    The West with its intransigent individualistic ethos, with its belief in self determination, is highly antagonistic to the proposition that people might be assimilated by mythic form. But perhaps in a social culture where collectivities and communities are disintegrating we become more vulnerable to being subsumed by mythic forms. Community and collectivity imply shared aspects of destiny. The lone individual is unhinged from the psychic anchor of the shared life, and as needs must have to forge their own fate. But without cultural resources it is perhaps radically isolated individuals who are most vulnerable to being assimilated into the a pre-existing form of myth. In particular those myths that speak of frustration fear and anger at not being able to control destiny. Myth such as the Herod myth with its massacre of the Innocents. Perhaps gun men, such as Steven Paddock the Las Vegas mass murderer, kill precisely because they are vulnerable to myth that give psychic reality to violence. Thus vulnerable they assimilate and act out forms such as Herod as a means of giving direction to a bereft life. Submission to the force of myth gives meaning and purpose to life when it becomes unbearably inconsequential. adrin neatrour

  • The Shining Stanley Kubrick (USA 1980)

    The Shining
    Stanley Kubrick (USA 1980) Jack Nicholson, Shelley Duvall

    Viewed Cineworld Newcastle 31 11 2017; ticket £4.50

    all jack and no work makes a dull play boy

    I have to say I don’t worship at the shrine of Stanley K the great movie director. Strangelove is a ranking movie, but seeing The Shining confirmed my impression that he is fundamentally a stodgy movie wrangler.
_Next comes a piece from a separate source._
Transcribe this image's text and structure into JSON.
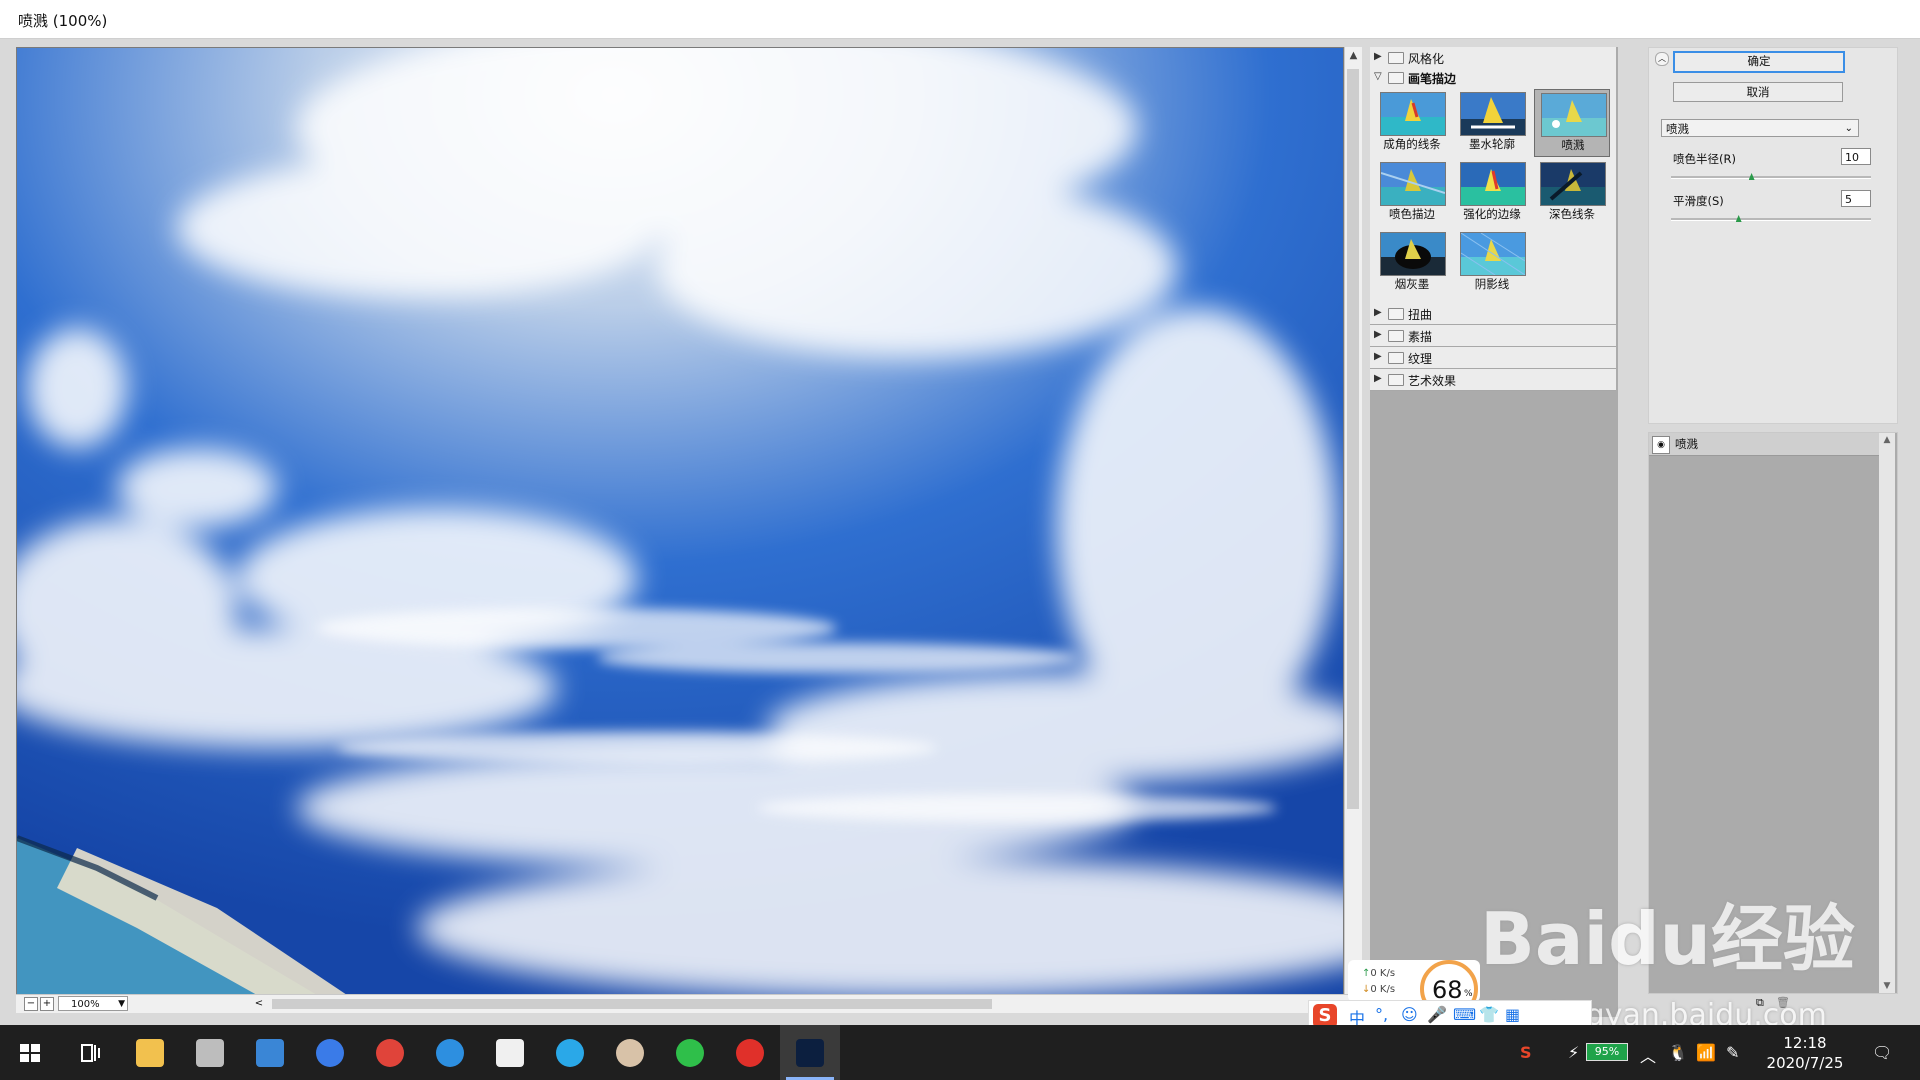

Over–rated by most contemporaries but exposed by time and tide.

    Actually on release the Shining attracted mixed reviews and later pulled in a confirmed following. What immediately struck me about Kubrick’s film was how derivative it was. Kubrick seems to have watched Roeg’s Don’t Look Back with some interest and some of its key images and concepts are very similar. Recurring images of the twin girls in The Shining recall Roeg’s use of flash back and flash forewards to signify precognition. The couple situation in Don’t Look back is replicated by Kubrick as is the use of the colour red. The difference is that whereas Roeg is deft supple and inventive in his depictions, Kubrick is hammy, overstated and clumsy the film buckled in with unnecessary clutter such as what seem to be punched in superfluous surtitles telling us the day of the week. As if it made any difference; or anyone cared.

    After the film I imagined a telephone talk between Stanley and Jack. In the which Stanley butters up Jack by saying to him: Hi Jack you know all those great faces you make in the mirror when you shave?…Well you can use them in my new movie if you want the part. Jack loves it. Which is to say the acting is so bad it’s good. You get all Jack’s silly faces and then Shelley Duvall, who most of the time looks like she has drifted on set thinking she’s in an Altman movie, also gets to make her faces.

    The script doesn’t help matters for the characters. It is arch, ponderous, underlined dialogue, in particular Jack’s. In this much it matches the shooting scenario which structures the film graphically about slow tracking shots deliberately contrived to suggest a slow overwhelming of the characters by the forces of fate, the ex machina design of the Shining that moves to the inexorable logic that all those who are marked down to die, so do die. Only these slow tracking shots, with the admitted exception of Danny’s pedal car, are too invariant in employment and in effect slow the film down to their own ponderous pace.

    The plot becomes a desperate effort at temporal attenuation and extension, as if the original story was too slight and needed padding out. For instance the series of scenes set in the hotel Gold Room add nothing to the film except another setting in which Jack can act out in a period setting and Joe Turkel gets to do his barman cameo.

    The one sequence that had cinematic value was Wendy’s discovery of Jack’s writing. Those reams of paper repeating with endless typographic variations the old adage: all work and no play makes Jack a dull boy.

    This one coup doesn’t stop The Shining from being a rather dull movie. Nor are the tasty wallpaper designs and carpets enough the save the day. Adrin Neatrour